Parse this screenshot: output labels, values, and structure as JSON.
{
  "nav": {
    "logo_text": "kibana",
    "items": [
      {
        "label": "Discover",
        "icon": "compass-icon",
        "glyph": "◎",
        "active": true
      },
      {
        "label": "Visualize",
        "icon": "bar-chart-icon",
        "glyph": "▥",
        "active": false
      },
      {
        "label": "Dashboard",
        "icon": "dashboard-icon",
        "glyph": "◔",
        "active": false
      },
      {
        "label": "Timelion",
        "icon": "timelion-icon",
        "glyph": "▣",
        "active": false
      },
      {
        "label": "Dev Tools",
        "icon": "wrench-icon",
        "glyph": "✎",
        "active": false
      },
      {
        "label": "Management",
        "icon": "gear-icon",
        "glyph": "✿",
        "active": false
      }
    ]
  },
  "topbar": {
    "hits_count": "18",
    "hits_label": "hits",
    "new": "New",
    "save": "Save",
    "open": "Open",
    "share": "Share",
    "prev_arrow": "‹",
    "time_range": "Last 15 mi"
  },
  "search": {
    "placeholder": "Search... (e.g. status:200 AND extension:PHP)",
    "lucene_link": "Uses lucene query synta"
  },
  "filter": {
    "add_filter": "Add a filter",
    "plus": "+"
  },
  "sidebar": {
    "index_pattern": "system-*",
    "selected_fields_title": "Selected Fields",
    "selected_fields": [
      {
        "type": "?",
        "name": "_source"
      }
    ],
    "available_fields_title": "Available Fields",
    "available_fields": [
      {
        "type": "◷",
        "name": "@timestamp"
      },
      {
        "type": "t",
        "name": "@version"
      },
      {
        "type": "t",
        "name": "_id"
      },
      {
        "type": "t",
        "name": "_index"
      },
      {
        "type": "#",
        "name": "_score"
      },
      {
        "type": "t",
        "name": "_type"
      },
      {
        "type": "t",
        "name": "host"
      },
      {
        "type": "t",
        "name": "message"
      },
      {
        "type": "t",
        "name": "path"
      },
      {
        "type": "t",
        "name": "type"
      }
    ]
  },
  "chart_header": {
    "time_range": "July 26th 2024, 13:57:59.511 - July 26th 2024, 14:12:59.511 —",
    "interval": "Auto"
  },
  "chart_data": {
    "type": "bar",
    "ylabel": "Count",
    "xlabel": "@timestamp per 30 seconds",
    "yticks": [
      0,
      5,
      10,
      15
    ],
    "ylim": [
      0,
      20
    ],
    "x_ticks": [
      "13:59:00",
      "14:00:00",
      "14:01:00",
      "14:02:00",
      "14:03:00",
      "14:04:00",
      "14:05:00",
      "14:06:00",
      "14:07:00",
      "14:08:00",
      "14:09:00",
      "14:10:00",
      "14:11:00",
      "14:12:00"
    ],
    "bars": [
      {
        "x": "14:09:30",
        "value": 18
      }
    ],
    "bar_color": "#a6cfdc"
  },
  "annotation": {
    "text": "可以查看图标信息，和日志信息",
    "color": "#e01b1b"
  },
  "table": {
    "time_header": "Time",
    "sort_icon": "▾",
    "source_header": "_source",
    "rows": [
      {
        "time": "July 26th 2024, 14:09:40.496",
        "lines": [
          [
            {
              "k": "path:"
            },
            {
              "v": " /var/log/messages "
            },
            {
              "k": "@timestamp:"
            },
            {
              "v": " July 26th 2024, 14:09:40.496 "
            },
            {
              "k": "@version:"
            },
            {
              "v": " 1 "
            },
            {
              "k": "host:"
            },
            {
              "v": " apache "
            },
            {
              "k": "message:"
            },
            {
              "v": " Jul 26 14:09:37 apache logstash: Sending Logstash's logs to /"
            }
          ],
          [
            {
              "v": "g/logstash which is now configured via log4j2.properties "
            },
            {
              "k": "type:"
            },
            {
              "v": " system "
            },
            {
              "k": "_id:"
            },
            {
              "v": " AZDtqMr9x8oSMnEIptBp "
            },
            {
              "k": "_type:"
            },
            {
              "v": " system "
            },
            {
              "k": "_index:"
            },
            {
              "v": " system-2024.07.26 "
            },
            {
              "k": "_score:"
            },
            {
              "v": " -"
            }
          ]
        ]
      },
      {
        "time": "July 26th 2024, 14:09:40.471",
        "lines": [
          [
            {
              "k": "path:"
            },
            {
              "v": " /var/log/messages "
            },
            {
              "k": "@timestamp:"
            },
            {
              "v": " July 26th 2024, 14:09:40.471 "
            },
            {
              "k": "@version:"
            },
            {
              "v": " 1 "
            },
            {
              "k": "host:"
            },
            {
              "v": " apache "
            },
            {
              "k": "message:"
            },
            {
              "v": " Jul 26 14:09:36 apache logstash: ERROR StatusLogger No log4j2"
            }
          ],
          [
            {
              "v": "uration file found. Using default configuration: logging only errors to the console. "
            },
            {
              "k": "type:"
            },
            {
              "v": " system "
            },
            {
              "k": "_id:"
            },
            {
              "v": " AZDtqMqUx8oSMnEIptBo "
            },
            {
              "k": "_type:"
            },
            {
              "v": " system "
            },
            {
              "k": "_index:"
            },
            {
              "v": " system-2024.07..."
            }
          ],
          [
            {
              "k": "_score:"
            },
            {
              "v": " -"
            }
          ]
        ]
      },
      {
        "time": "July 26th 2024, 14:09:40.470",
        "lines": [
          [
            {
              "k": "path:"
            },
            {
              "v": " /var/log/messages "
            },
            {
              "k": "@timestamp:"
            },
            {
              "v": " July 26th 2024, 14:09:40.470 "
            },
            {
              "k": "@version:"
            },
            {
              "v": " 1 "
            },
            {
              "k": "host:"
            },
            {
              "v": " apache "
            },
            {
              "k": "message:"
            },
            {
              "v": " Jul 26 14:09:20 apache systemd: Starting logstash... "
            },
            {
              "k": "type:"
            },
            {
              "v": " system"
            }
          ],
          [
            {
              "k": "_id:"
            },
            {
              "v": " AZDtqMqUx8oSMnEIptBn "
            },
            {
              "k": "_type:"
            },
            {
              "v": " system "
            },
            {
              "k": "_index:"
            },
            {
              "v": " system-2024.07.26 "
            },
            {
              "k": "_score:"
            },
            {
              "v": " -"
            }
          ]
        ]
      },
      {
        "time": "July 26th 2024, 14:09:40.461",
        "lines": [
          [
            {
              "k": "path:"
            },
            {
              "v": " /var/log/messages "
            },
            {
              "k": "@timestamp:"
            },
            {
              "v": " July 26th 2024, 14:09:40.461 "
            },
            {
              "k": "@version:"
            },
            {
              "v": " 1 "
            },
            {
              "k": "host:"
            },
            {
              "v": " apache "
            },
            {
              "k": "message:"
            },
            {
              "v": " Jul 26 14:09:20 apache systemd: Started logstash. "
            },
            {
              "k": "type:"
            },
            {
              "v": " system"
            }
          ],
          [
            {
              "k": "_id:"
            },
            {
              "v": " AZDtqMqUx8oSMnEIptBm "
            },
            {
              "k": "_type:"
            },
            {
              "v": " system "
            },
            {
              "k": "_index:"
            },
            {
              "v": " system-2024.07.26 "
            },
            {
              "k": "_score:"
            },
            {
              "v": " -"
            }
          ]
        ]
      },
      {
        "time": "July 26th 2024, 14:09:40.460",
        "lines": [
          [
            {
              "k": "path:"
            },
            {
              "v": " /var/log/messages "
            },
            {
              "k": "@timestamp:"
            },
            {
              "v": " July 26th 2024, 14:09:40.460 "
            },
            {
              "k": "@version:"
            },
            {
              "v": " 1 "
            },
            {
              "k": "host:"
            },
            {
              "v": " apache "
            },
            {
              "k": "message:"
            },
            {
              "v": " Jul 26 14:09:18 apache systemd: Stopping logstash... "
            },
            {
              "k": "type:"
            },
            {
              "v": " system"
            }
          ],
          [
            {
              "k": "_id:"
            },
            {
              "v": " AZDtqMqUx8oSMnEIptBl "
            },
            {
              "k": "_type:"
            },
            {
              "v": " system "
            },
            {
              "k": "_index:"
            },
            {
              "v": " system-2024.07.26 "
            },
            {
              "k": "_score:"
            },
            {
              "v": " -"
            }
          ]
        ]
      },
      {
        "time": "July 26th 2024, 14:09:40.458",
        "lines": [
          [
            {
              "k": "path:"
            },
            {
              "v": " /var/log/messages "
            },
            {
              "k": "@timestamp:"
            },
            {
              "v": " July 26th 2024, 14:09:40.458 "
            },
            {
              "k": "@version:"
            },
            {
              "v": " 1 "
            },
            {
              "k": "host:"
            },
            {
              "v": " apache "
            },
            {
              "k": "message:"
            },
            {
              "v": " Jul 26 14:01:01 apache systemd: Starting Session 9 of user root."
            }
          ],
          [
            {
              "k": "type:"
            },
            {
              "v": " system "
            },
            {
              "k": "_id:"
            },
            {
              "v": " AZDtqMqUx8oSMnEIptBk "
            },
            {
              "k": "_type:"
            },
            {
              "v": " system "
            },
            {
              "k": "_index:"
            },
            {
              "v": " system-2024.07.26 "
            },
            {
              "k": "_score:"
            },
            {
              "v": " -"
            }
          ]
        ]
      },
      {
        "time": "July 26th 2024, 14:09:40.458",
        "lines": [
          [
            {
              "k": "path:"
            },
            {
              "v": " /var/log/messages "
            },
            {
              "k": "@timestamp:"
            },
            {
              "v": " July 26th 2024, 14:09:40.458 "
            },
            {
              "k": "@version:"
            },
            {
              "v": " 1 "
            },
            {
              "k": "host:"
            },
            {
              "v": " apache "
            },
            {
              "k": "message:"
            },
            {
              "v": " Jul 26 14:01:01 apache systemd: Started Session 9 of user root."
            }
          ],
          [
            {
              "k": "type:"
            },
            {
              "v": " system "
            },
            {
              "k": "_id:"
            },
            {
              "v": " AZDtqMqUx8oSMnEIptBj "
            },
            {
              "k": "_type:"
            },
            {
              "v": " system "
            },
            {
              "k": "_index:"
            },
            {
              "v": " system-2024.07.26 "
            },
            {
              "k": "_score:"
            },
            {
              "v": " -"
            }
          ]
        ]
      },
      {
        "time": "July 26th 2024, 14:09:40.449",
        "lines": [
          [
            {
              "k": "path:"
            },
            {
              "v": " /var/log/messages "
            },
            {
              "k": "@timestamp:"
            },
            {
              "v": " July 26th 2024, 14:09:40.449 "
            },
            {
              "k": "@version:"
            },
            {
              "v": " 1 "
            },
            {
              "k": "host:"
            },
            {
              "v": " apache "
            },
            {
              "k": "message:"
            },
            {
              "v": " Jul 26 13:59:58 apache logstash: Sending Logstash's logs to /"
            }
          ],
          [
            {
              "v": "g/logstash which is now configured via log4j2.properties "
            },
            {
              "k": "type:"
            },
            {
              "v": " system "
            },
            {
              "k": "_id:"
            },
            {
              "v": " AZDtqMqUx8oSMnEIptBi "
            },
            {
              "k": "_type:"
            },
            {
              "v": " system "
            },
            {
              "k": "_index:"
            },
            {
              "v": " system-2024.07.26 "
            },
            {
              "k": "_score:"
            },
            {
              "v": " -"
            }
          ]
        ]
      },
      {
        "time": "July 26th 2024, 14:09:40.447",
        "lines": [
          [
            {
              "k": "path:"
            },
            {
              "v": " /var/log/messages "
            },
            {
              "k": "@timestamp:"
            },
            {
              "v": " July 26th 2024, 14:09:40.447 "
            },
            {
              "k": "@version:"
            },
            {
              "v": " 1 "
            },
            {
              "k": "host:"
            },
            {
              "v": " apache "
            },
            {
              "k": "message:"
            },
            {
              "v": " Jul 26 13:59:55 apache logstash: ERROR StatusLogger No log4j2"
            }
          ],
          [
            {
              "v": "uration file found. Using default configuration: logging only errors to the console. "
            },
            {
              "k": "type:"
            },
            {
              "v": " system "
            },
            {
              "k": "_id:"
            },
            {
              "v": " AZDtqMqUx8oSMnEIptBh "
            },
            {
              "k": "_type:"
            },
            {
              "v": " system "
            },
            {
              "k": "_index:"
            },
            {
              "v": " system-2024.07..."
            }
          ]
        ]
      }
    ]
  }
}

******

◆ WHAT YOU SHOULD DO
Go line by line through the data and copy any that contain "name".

◆ TASK RESULT
        "name": "_source"
        "name": "@timestamp"
        "name": "@version"
        "name": "_id"
        "name": "_index"
        "name": "_score"
        "name": "_type"
        "name": "host"
        "name": "message"
        "name": "path"
        "name": "type"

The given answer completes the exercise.